Currently, if you’ve been severely and repeatedly emotionally abused at the hands of a sadistic abusive boss you may well be able to sue for Intentional Infliction of Emotional Distress [IIED]. You need to be able to prove that behavior was outrageous and intentional aka malice. And, you need to be able to document the severity of the emotional distress. It costs BIG $$$ and takes years. But, the impact of winning a large lawsuit reverberates.
In 2008 the Indiana Supreme Court recognized Workplace Bullying and found for the plaintiff with an award of $325,000. Soon after as a direct result of this lawsuit, the Joint Commission announced a new regulation (LD.03.01.01) for hospitals all over the country (more after the jump) :
“intimidating and disruptive behaviors can foster medical errors,(1,2,3) contribute to poor patient satisfaction and to preventable adverse outcomes,(1,4,5) increase the cost of care,(4,5) and cause qualified clinicians, administrators and managers to seek new positions in more professional environments. (1,6) Safety and quality of patient care is dependent on teamwork, communication, and a collaborative work environment. To assure quality and to promote a culture of safety, health care organizations must address the problem of behaviors that threaten the performance of the health care team.”
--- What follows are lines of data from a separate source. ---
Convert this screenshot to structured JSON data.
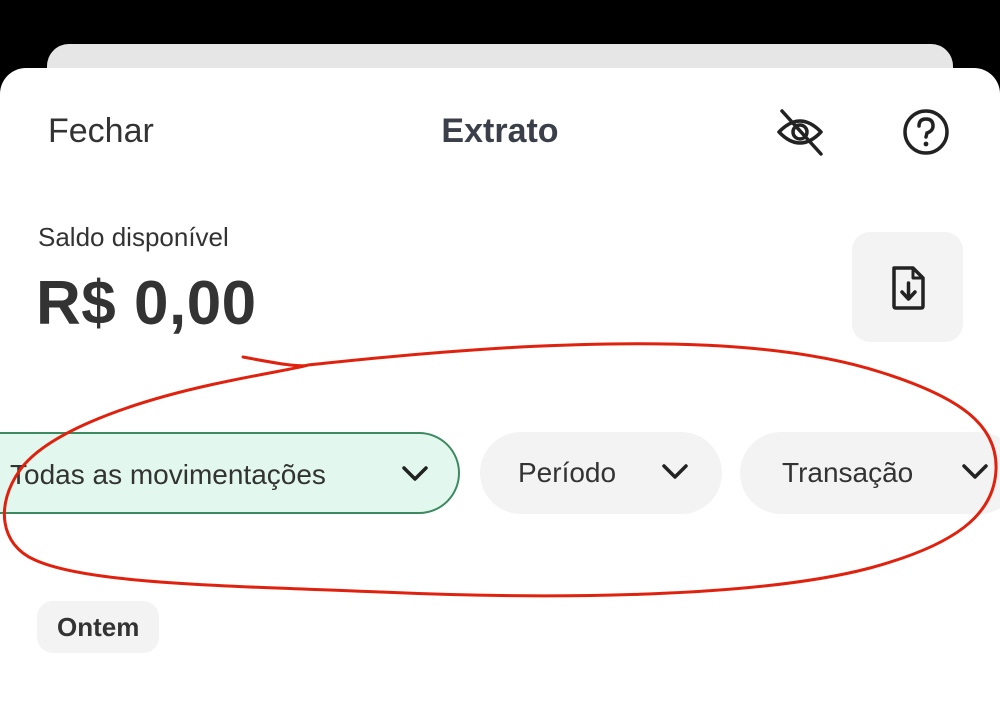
{
  "header": {
    "close_label": "Fechar",
    "title": "Extrato",
    "visibility_icon": "eye-off-icon",
    "help_icon": "help-circle-icon"
  },
  "balance": {
    "label": "Saldo disponível",
    "value": "R$ 0,00",
    "download_icon": "file-download-icon"
  },
  "filters": [
    {
      "label": "Todas as movimentações",
      "selected": true
    },
    {
      "label": "Período",
      "selected": false
    },
    {
      "label": "Transação",
      "selected": false
    }
  ],
  "list": {
    "date_group": "Ontem"
  },
  "colors": {
    "selected_chip_bg": "#e2f8ee",
    "selected_chip_border": "#3c8a60",
    "annotation": "#e0210e"
  }
}
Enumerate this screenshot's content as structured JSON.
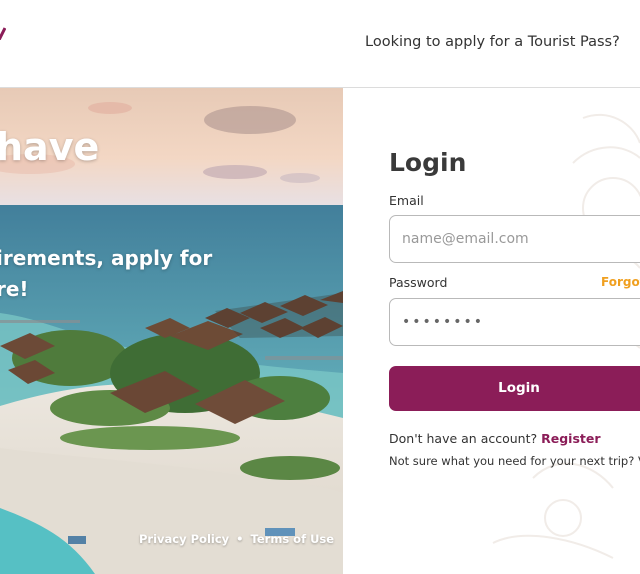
{
  "header": {
    "tourist_pass_link": "Looking to apply for a Tourist Pass?"
  },
  "hero": {
    "title": "have",
    "subtitle_line1": "irements, apply for",
    "subtitle_line2": "re!",
    "privacy_policy": "Privacy Policy",
    "separator": "•",
    "terms_of_use": "Terms of Use"
  },
  "login": {
    "title": "Login",
    "email_label": "Email",
    "email_placeholder": "name@email.com",
    "password_label": "Password",
    "forgot_label": "Forgot",
    "password_value": "••••••••",
    "button_label": "Login",
    "no_account_text": "Don't have an account?",
    "register_label": "Register",
    "next_trip_text": "Not sure what you need for your next trip? V"
  },
  "colors": {
    "accent": "#8b1d58",
    "forgot": "#f0a020"
  }
}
New York’s Senate is about to vote on legislation that includes the 25K Cap
I know first hand what it’s like to beg upper management to uphold their so-called zero tolerance policy on that sadistic bully you are working for. I know what it’s like to spend countless work hours left crumpled after being the victim of screaming irrational tirades. Hiding under your desk crying or throwing up in the rest room and all too aware that there’s no way out because new jobs are scarce. I know what it is to open statements from your health insurance company — like that $10,000+ for failed EKGs and stress tests & heart cath surgery to find out whether those chest pains are signaling that you’re on the verge of a heart attack or the victim of extreme stress. I know what it is to be told you can’t transfer and have to continue working for that abrasive manager because they bring in powerful donors and it would be too humiliating for the organization if one more person left in less than 3 years. And finally, I know what it is to muster the courage (and the $) to sit in front of an attorney and bare your soul about the debilitating humiliations of working for a bully only to find out that without specific legislation in place your recourse is limited.
That’s why I decided to make a film highlighting the victims who are lobbying for a law to make a real change. However, I feel extremely conflicted about the inclusion of this cap and its implications which is why I’ve chosen to open up this discussion. This law should be crafted to protect employees not give up precious negotiating power to employers who have strong lobbyists in the form of the Chambers of Commerce etal to do that for them. Too many lawsuits regarding Sexual Harassment or the other protected classes fall through the cracks and Anti-Bullying legislation could insure that all harassed workers are protected. If you think giveaways to Business Lobbyists will make them come around watch the video below after the jump.
The HWB has 4 basic steps:
#1 is working within the organization to correct the situation. This would hopefully protect you against retaliation for speaking out while you try to figure out if you’re the victim of bad management or actionable ‘bullying.’
#2 You exhaust your financial resources trying to recoup $25K for emotional distress while at your job. Would the Joint Commission have really taken such a public stance if the penalty had been a quiet $25K exchange in a lawyers office?
#3 If you resign or are fired and have any money left over from trying to win Step #2, you can now sue your employer for your bully’s Intentional Infliction of Emotional Distress and hostile work environment without a cap. You’re also eligible for the back pay, front pay and other costs. The standards are high and similar to the Sexual Harassment legislation that Yamada based this legislation on.
#4 You can sue the bully him/herself. While this may give some personal satisfaction, if the pockets aren’t deep enough don’t expect your lawyer to be on contingency $$$$$
Watch What Buisiness Lobbyists Have to Say: